Sex differences in the structural connectome of the human brain.

Bibliographic Collection: 
Publication Type: Journal Article
Authors: Ingalhalikar, Madhura; Smith, Alex; Parker, Drew; Satterthwaite, Theodore D; Elliott, Mark A; Ruparel, Kosha; Hakonarson, Hakon; Gur, Raquel E; Gur, Ruben C; Verma, Ragini
Year of Publication: 2014
Journal: Proc Natl Acad Sci U S A
Volume: 111
Issue: 2
Pagination: 823-8
Date Published: 2014 Jan 14
Publication Language: eng
ISSN: 1091-6490
Keywords: Adolescent, Brain, Child, Connectome, Diffusion tensor imaging, Female, Humans, Linear Models, Male, Sex Characteristics, Young Adult

Sex differences in human behavior show adaptive complementarity: Males have better motor and spatial abilities, whereas females have superior memory and social cognition skills. Studies also show sex differences in human brains but do not explain this complementarity. In this work, we modeled the structural connectome using diffusion tensor imaging in a sample of 949 youths (aged 8-22 y, 428 males and 521 females) and discovered unique sex differences in brain connectivity during the course of development. Connection-wise statistical analysis, as well as analysis of regional and global network measures, presented a comprehensive description of network characteristics. In all supratentorial regions, males had greater within-hemispheric connectivity, as well as enhanced modularity and transitivity, whereas between-hemispheric connectivity and cross-module participation predominated in females. However, this effect was reversed in the cerebellar connections. Analysis of these changes developmentally demonstrated differences in trajectory between males and females mainly in adolescence and in adulthood. Overall, the results suggest that male brains are structured to facilitate connectivity between perception and coordinated action, whereas female brains are designed to facilitate communication between analytical and intuitive processing modes.

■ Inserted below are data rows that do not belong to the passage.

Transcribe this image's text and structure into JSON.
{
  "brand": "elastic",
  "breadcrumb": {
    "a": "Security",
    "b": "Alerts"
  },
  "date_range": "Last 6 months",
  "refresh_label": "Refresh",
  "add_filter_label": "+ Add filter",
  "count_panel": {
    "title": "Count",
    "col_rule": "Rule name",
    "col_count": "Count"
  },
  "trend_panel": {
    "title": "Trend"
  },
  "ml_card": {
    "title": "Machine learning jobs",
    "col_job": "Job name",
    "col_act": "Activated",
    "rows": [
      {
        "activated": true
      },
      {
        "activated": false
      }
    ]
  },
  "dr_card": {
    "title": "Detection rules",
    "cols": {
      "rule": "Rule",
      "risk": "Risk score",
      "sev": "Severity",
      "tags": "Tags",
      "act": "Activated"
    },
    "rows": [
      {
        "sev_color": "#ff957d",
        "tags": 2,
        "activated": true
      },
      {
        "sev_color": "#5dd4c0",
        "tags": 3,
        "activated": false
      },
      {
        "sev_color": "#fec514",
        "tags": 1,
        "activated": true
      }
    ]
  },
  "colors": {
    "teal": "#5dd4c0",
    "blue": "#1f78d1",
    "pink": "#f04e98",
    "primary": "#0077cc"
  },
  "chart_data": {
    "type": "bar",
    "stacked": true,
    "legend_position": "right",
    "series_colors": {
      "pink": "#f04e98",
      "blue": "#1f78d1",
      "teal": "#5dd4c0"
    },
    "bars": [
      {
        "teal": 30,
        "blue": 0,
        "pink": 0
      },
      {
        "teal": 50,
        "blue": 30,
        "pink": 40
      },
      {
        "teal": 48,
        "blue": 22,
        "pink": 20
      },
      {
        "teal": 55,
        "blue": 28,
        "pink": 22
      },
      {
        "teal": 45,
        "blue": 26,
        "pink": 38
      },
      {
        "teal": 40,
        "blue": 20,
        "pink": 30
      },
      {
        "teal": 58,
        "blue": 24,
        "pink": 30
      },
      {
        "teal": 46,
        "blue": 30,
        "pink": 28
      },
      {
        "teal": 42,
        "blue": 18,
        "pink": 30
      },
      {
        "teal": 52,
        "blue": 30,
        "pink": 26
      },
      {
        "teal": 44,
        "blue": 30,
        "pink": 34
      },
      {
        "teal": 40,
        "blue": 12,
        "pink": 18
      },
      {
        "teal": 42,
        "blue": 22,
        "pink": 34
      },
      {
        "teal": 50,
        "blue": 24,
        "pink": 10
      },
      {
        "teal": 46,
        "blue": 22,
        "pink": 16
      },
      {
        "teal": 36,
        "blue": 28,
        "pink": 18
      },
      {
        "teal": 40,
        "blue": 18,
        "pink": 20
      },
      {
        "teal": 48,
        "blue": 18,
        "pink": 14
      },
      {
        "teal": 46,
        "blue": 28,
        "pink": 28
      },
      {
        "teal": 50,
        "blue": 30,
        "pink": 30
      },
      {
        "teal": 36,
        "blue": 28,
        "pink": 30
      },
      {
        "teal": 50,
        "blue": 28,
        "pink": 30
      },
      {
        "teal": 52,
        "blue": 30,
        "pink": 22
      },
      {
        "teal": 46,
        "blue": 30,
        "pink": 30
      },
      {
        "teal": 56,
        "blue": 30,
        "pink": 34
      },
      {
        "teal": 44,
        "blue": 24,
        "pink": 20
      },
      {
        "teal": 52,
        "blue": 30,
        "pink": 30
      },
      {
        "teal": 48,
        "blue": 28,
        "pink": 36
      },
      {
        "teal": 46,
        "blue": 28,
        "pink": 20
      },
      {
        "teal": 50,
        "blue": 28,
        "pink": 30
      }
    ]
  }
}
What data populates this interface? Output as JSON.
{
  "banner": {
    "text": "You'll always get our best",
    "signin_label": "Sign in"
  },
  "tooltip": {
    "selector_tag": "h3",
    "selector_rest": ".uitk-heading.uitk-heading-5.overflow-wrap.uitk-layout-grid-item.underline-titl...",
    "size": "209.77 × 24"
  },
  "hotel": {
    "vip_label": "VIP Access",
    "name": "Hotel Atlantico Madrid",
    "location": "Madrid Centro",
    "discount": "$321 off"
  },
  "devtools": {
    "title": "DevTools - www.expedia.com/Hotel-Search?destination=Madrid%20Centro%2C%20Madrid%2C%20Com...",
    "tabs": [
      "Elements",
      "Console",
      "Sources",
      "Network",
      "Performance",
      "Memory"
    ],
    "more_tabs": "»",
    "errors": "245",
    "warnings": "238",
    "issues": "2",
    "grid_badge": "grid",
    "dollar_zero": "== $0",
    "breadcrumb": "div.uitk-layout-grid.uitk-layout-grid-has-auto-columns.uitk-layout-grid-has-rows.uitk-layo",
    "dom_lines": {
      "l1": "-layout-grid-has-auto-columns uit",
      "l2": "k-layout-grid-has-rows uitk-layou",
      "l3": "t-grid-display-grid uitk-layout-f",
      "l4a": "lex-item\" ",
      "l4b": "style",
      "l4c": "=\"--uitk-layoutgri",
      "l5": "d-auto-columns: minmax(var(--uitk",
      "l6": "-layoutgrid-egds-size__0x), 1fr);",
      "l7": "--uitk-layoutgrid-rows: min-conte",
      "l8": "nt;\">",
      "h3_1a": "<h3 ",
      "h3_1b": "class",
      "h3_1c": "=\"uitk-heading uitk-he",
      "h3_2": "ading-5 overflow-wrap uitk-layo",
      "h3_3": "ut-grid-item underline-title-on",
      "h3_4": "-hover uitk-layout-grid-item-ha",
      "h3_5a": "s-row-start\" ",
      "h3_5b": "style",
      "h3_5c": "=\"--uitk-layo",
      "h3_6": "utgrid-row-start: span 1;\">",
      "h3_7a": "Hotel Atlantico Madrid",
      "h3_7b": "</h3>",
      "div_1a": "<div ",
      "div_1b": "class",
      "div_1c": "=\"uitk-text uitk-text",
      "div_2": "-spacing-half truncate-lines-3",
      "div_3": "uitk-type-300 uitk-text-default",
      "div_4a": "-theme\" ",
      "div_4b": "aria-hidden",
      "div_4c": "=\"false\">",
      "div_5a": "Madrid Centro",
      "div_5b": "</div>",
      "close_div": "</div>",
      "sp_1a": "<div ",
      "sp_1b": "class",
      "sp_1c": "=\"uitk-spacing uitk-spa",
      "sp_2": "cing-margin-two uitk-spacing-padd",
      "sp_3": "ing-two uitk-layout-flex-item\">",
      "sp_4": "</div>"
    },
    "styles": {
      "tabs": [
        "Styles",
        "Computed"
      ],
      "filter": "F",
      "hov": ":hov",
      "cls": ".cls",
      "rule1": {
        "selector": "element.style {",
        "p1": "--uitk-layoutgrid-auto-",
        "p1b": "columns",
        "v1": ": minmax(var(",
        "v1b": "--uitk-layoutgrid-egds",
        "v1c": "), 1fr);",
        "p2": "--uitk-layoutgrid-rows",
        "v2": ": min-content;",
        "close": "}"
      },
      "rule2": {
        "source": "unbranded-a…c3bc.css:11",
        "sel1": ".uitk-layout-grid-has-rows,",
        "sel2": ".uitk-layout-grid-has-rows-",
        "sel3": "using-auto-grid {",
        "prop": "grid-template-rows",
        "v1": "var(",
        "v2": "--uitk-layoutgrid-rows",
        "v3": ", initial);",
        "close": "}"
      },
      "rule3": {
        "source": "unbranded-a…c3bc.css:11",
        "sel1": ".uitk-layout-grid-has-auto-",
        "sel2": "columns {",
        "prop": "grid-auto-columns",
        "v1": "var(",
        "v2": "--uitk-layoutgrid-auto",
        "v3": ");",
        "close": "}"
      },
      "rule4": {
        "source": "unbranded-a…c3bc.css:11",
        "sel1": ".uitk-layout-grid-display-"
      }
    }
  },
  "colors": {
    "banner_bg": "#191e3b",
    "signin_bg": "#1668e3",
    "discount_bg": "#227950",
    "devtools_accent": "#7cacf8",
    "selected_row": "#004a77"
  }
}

DOI: 10.1073/pnas.1316909110
Alternate Journal: Proc. Natl. Acad. Sci. U.S.A.